## EXERCISE DIRECTIONS
Practice item. Set the material below down again exactly, with no pictures.

====== DATA SUPPLIED

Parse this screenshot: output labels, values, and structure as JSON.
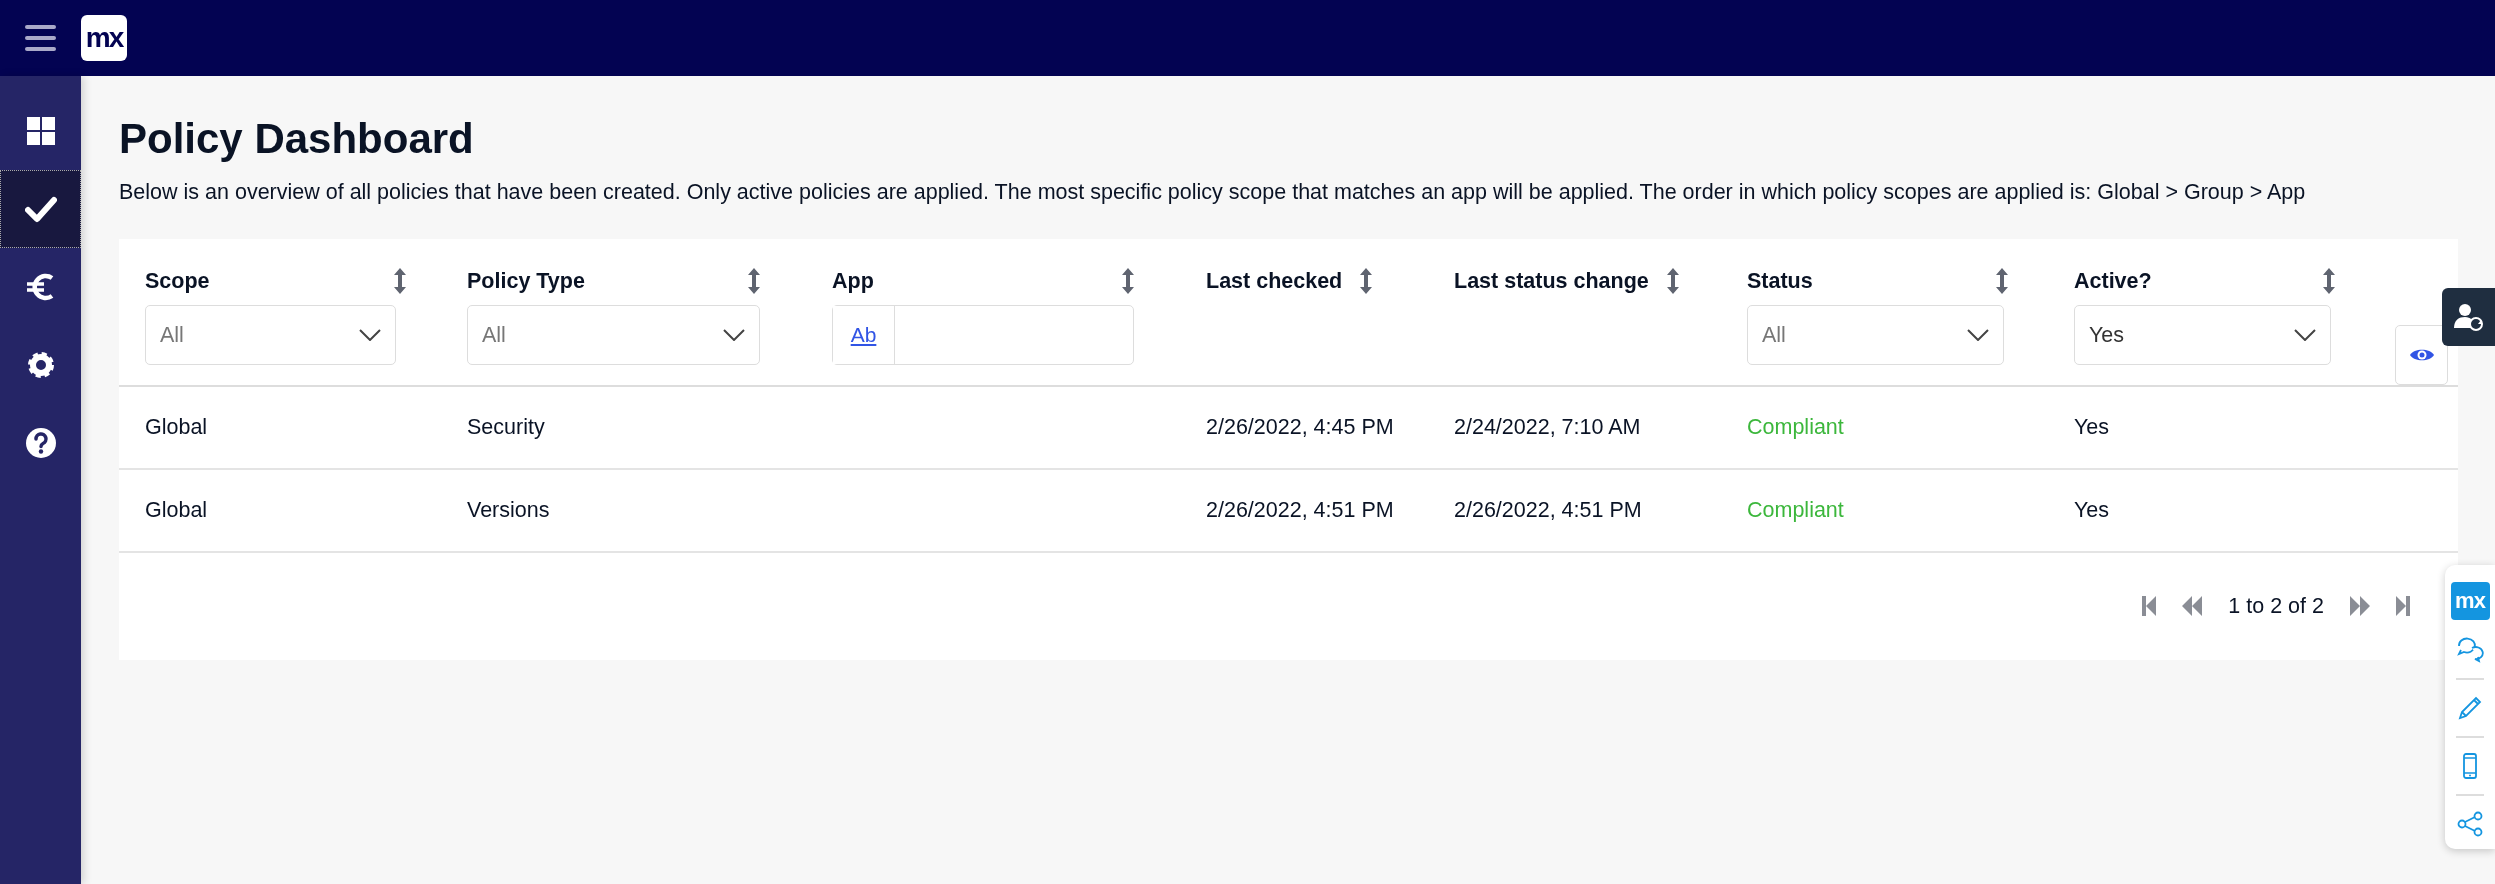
{
  "topbar": {
    "logo": "mx"
  },
  "sidebar": {
    "items": [
      {
        "kind": "grid",
        "selected": false
      },
      {
        "kind": "check",
        "selected": true
      },
      {
        "kind": "euro",
        "selected": false
      },
      {
        "kind": "gear",
        "selected": false
      },
      {
        "kind": "help",
        "selected": false
      }
    ]
  },
  "page": {
    "title": "Policy Dashboard",
    "description": "Below is an overview of all policies that have been created. Only active policies are applied. The most specific policy scope that matches an app will be applied. The order in which policy scopes are applied is: Global > Group > App"
  },
  "table": {
    "columns": [
      {
        "label": "Scope",
        "kind": "text",
        "filter": {
          "kind": "select",
          "placeholder": "All"
        }
      },
      {
        "label": "Policy Type",
        "kind": "text",
        "filter": {
          "kind": "select",
          "placeholder": "All"
        }
      },
      {
        "label": "App",
        "kind": "text",
        "filter": {
          "kind": "search",
          "mode_label": "Ab"
        }
      },
      {
        "label": "Last checked",
        "kind": "text"
      },
      {
        "label": "Last status change",
        "kind": "text"
      },
      {
        "label": "Status",
        "kind": "status",
        "filter": {
          "kind": "select",
          "placeholder": "All"
        }
      },
      {
        "label": "Active?",
        "kind": "text",
        "filter": {
          "kind": "select",
          "value": "Yes"
        }
      }
    ],
    "rows": [
      {
        "cells": [
          "Global",
          "Security",
          "",
          "2/26/2022, 4:45 PM",
          "2/24/2022, 7:10 AM",
          "Compliant",
          "Yes"
        ]
      },
      {
        "cells": [
          "Global",
          "Versions",
          "",
          "2/26/2022, 4:51 PM",
          "2/26/2022, 4:51 PM",
          "Compliant",
          "Yes"
        ]
      }
    ],
    "pagination": {
      "summary": "1 to 2 of 2"
    }
  },
  "side_toolbar": {
    "logo": "mx"
  }
}
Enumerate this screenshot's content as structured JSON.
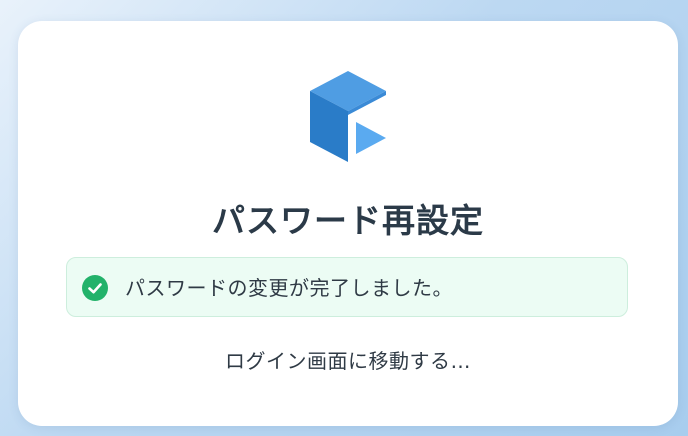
{
  "app": {
    "logo_icon": "brand-logo-icon"
  },
  "page": {
    "title": "パスワード再設定"
  },
  "alert": {
    "icon": "check-circle-icon",
    "message": "パスワードの変更が完了しました。",
    "color": "#22b26a",
    "background": "#ecfcf4"
  },
  "status": {
    "redirect_text": "ログイン画面に移動する…"
  }
}
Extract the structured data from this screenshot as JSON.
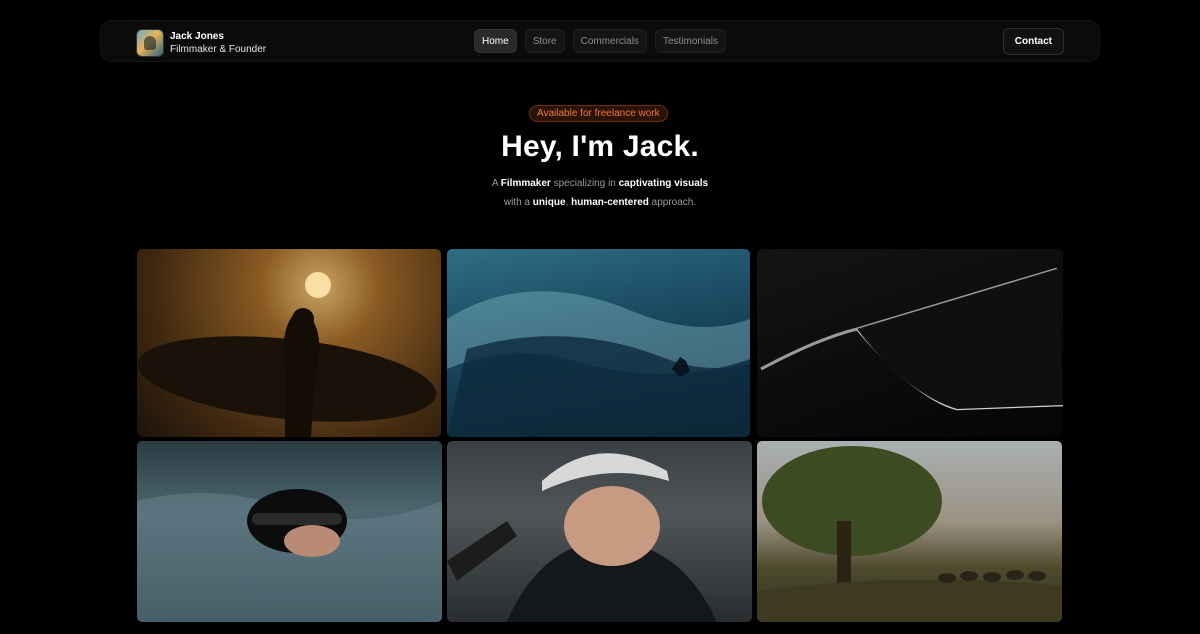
{
  "header": {
    "name": "Jack Jones",
    "role": "Filmmaker & Founder",
    "nav": [
      "Home",
      "Store",
      "Commercials",
      "Testimonials"
    ],
    "active_nav": "Home",
    "contact_label": "Contact"
  },
  "hero": {
    "badge": "Available for freelance work",
    "title": "Hey, I'm Jack.",
    "line1": {
      "p1": "A ",
      "b1": "Filmmaker",
      "p2": " specializing in ",
      "b2": "captivating visuals"
    },
    "line2": {
      "p1": "with a ",
      "b1": "unique",
      "p2": ", ",
      "b2": "human-centered",
      "p3": " approach."
    }
  },
  "gallery": [
    {
      "name": "surfer-silhouette-sunset"
    },
    {
      "name": "surfer-inside-wave"
    },
    {
      "name": "car-window-detail"
    },
    {
      "name": "swimmer-in-water"
    },
    {
      "name": "cyclist-with-helmet"
    },
    {
      "name": "savanna-tree-with-herd"
    }
  ],
  "colors": {
    "background": "#000000",
    "badge_text": "#f07a3a",
    "badge_bg": "#2a1206"
  }
}
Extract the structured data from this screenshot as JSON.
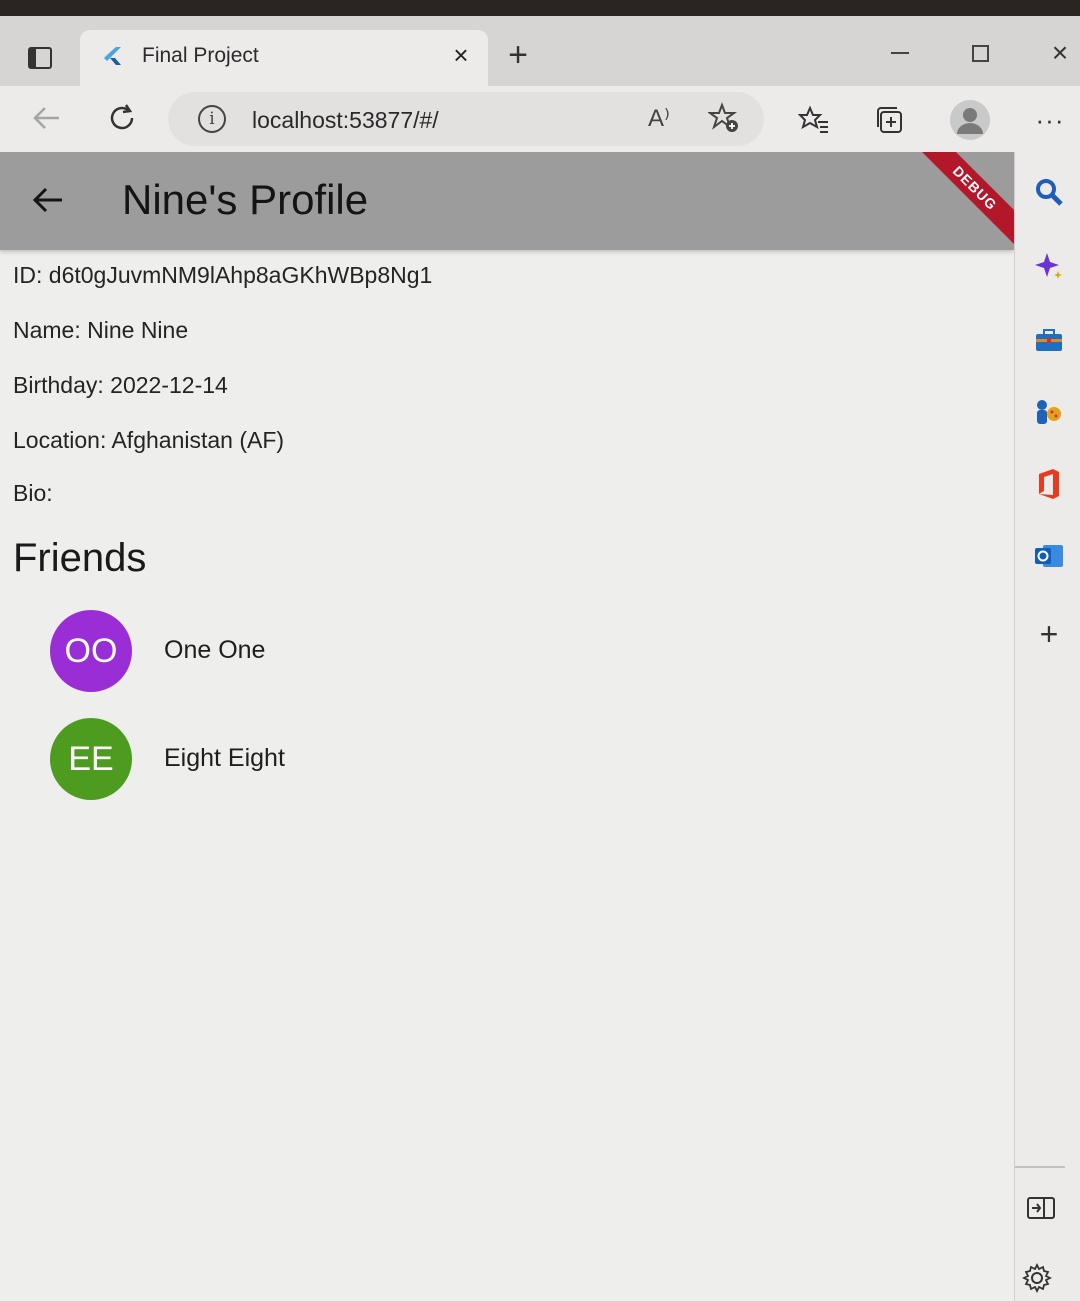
{
  "browser": {
    "tab_title": "Final Project",
    "url": "localhost:53877/#/",
    "read_aloud_glyph": "A⁾",
    "more_glyph": "···"
  },
  "appbar": {
    "title": "Nine's Profile",
    "debug_label": "DEBUG"
  },
  "profile": {
    "id": "ID: d6t0gJuvmNM9lAhp8aGKhWBp8Ng1",
    "name": "Name: Nine Nine",
    "birthday": "Birthday: 2022-12-14",
    "location": "Location: Afghanistan (AF)",
    "bio": "Bio:"
  },
  "friends": {
    "heading": "Friends",
    "items": [
      {
        "initials": "OO",
        "name": "One One",
        "color": "#9a2ed6"
      },
      {
        "initials": "EE",
        "name": "Eight Eight",
        "color": "#4e9c1f"
      }
    ]
  },
  "sidebar": {
    "icons": [
      "search-icon",
      "copilot-icon",
      "tools-icon",
      "games-icon",
      "office-icon",
      "outlook-icon",
      "add-icon",
      "hide-sidebar-icon",
      "settings-icon"
    ]
  }
}
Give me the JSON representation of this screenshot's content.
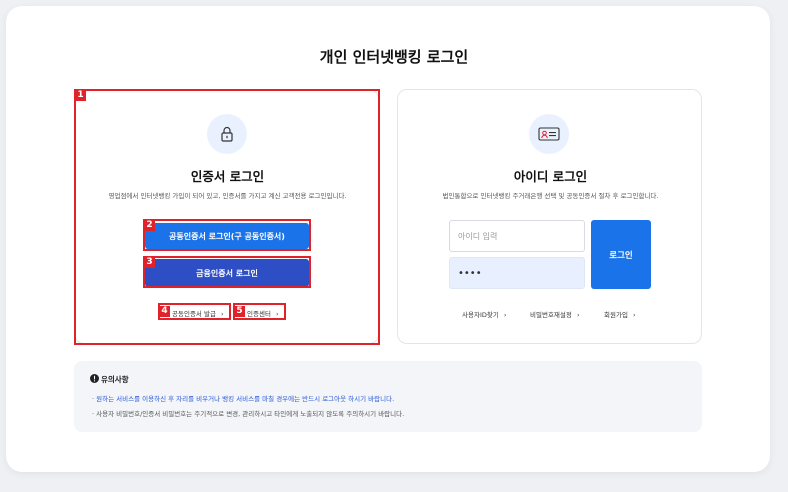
{
  "page_title": "개인 인터넷뱅킹 로그인",
  "cert_login": {
    "title": "인증서 로그인",
    "description": "영업점에서 인터넷뱅킹 가입이 되어 있고, 인증서를 가지고 계신 고객전용 로그인입니다.",
    "joint_cert_button": "공동인증서 로그인(구 공동인증서)",
    "financial_cert_button": "금융인증서 로그인",
    "issue_link": "공동인증서 발급",
    "center_link": "인증센터",
    "chevron": "›"
  },
  "id_login": {
    "title": "아이디 로그인",
    "description": "법인통합으로 인터넷뱅킹 주거래은행 선택 및 공동인증서 절차 후 로그인합니다.",
    "id_placeholder": "아이디 입력",
    "password_value": "••••",
    "login_button": "로그인",
    "find_id_link": "사용자ID찾기",
    "reset_password_link": "비밀번호재설정",
    "signup_link": "회원가입",
    "chevron": "›"
  },
  "notice": {
    "title": "유의사항",
    "line1": "원하는 서비스를 이용하신 후 자리를 비우거나 뱅킹 서비스를 마칠 경우에는 반드시 로그아웃 하시기 바랍니다.",
    "line2": "사용자 비밀번호/인증서 비밀번호는 주기적으로 변경, 관리하시고 타인에게 노출되지 않도록 주의하시기 바랍니다."
  },
  "annotations": [
    "1",
    "2",
    "3",
    "4",
    "5"
  ],
  "colors": {
    "primary_blue": "#1a73e8",
    "dark_blue": "#2d4ec4",
    "highlight_red": "#e0232b",
    "notice_blue": "#2a5bd7"
  },
  "icons": {
    "cert": "lock-icon",
    "id": "id-card-icon",
    "notice": "info-icon"
  }
}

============

## REPLY TO THE EXERCISE
Parse this screenshot: output labels, values, and structure as JSON.
{
  "topbar": {
    "logo": "mx"
  },
  "sidebar": {
    "items": [
      {
        "kind": "grid",
        "selected": false
      },
      {
        "kind": "check",
        "selected": true
      },
      {
        "kind": "euro",
        "selected": false
      },
      {
        "kind": "gear",
        "selected": false
      },
      {
        "kind": "help",
        "selected": false
      }
    ]
  },
  "page": {
    "title": "Policy Dashboard",
    "description": "Below is an overview of all policies that have been created. Only active policies are applied. The most specific policy scope that matches an app will be applied. The order in which policy scopes are applied is: Global > Group > App"
  },
  "table": {
    "columns": [
      {
        "label": "Scope",
        "kind": "text",
        "filter": {
          "kind": "select",
          "placeholder": "All"
        }
      },
      {
        "label": "Policy Type",
        "kind": "text",
        "filter": {
          "kind": "select",
          "placeholder": "All"
        }
      },
      {
        "label": "App",
        "kind": "text",
        "filter": {
          "kind": "search",
          "mode_label": "Ab"
        }
      },
      {
        "label": "Last checked",
        "kind": "text"
      },
      {
        "label": "Last status change",
        "kind": "text"
      },
      {
        "label": "Status",
        "kind": "status",
        "filter": {
          "kind": "select",
          "placeholder": "All"
        }
      },
      {
        "label": "Active?",
        "kind": "text",
        "filter": {
          "kind": "select",
          "value": "Yes"
        }
      }
    ],
    "rows": [
      {
        "cells": [
          "Global",
          "Security",
          "",
          "2/26/2022, 4:45 PM",
          "2/24/2022, 7:10 AM",
          "Compliant",
          "Yes"
        ]
      },
      {
        "cells": [
          "Global",
          "Versions",
          "",
          "2/26/2022, 4:51 PM",
          "2/26/2022, 4:51 PM",
          "Compliant",
          "Yes"
        ]
      }
    ],
    "pagination": {
      "summary": "1 to 2 of 2"
    }
  },
  "side_toolbar": {
    "logo": "mx"
  }
}
Enumerate this screenshot's content as structured JSON.
{
  "app": {
    "logo_icon": "brand-logo-icon"
  },
  "page": {
    "title": "パスワード再設定"
  },
  "alert": {
    "icon": "check-circle-icon",
    "message": "パスワードの変更が完了しました。",
    "color": "#22b26a",
    "background": "#ecfcf4"
  },
  "status": {
    "redirect_text": "ログイン画面に移動する…"
  }
}
Extract the structured data from this screenshot as JSON.
{
  "header": {
    "name": "Jack Jones",
    "role": "Filmmaker & Founder",
    "nav": [
      "Home",
      "Store",
      "Commercials",
      "Testimonials"
    ],
    "active_nav": "Home",
    "contact_label": "Contact"
  },
  "hero": {
    "badge": "Available for freelance work",
    "title": "Hey, I'm Jack.",
    "line1": {
      "p1": "A ",
      "b1": "Filmmaker",
      "p2": " specializing in ",
      "b2": "captivating visuals"
    },
    "line2": {
      "p1": "with a ",
      "b1": "unique",
      "p2": ", ",
      "b2": "human-centered",
      "p3": " approach."
    }
  },
  "gallery": [
    {
      "name": "surfer-silhouette-sunset"
    },
    {
      "name": "surfer-inside-wave"
    },
    {
      "name": "car-window-detail"
    },
    {
      "name": "swimmer-in-water"
    },
    {
      "name": "cyclist-with-helmet"
    },
    {
      "name": "savanna-tree-with-herd"
    }
  ],
  "colors": {
    "background": "#000000",
    "badge_text": "#f07a3a",
    "badge_bg": "#2a1206"
  }
}
Extract the structured data from this screenshot as JSON.
{
  "browser": {
    "tab_title": "Final Project",
    "url": "localhost:53877/#/",
    "read_aloud_glyph": "A⁾",
    "more_glyph": "···"
  },
  "appbar": {
    "title": "Nine's Profile",
    "debug_label": "DEBUG"
  },
  "profile": {
    "id": "ID: d6t0gJuvmNM9lAhp8aGKhWBp8Ng1",
    "name": "Name: Nine Nine",
    "birthday": "Birthday: 2022-12-14",
    "location": "Location: Afghanistan (AF)",
    "bio": "Bio:"
  },
  "friends": {
    "heading": "Friends",
    "items": [
      {
        "initials": "OO",
        "name": "One One",
        "color": "#9a2ed6"
      },
      {
        "initials": "EE",
        "name": "Eight Eight",
        "color": "#4e9c1f"
      }
    ]
  },
  "sidebar": {
    "icons": [
      "search-icon",
      "copilot-icon",
      "tools-icon",
      "games-icon",
      "office-icon",
      "outlook-icon",
      "add-icon",
      "hide-sidebar-icon",
      "settings-icon"
    ]
  }
}
Give me the JSON representation of this screenshot's content.
{
  "page_title": "개인 인터넷뱅킹 로그인",
  "cert_login": {
    "title": "인증서 로그인",
    "description": "영업점에서 인터넷뱅킹 가입이 되어 있고, 인증서를 가지고 계신 고객전용 로그인입니다.",
    "joint_cert_button": "공동인증서 로그인(구 공동인증서)",
    "financial_cert_button": "금융인증서 로그인",
    "issue_link": "공동인증서 발급",
    "center_link": "인증센터",
    "chevron": "›"
  },
  "id_login": {
    "title": "아이디 로그인",
    "description": "법인통합으로 인터넷뱅킹 주거래은행 선택 및 공동인증서 절차 후 로그인합니다.",
    "id_placeholder": "아이디 입력",
    "password_value": "••••",
    "login_button": "로그인",
    "find_id_link": "사용자ID찾기",
    "reset_password_link": "비밀번호재설정",
    "signup_link": "회원가입",
    "chevron": "›"
  },
  "notice": {
    "title": "유의사항",
    "line1": "원하는 서비스를 이용하신 후 자리를 비우거나 뱅킹 서비스를 마칠 경우에는 반드시 로그아웃 하시기 바랍니다.",
    "line2": "사용자 비밀번호/인증서 비밀번호는 주기적으로 변경, 관리하시고 타인에게 노출되지 않도록 주의하시기 바랍니다."
  },
  "annotations": [
    "1",
    "2",
    "3",
    "4",
    "5"
  ],
  "colors": {
    "primary_blue": "#1a73e8",
    "dark_blue": "#2d4ec4",
    "highlight_red": "#e0232b",
    "notice_blue": "#2a5bd7"
  },
  "icons": {
    "cert": "lock-icon",
    "id": "id-card-icon",
    "notice": "info-icon"
  }
}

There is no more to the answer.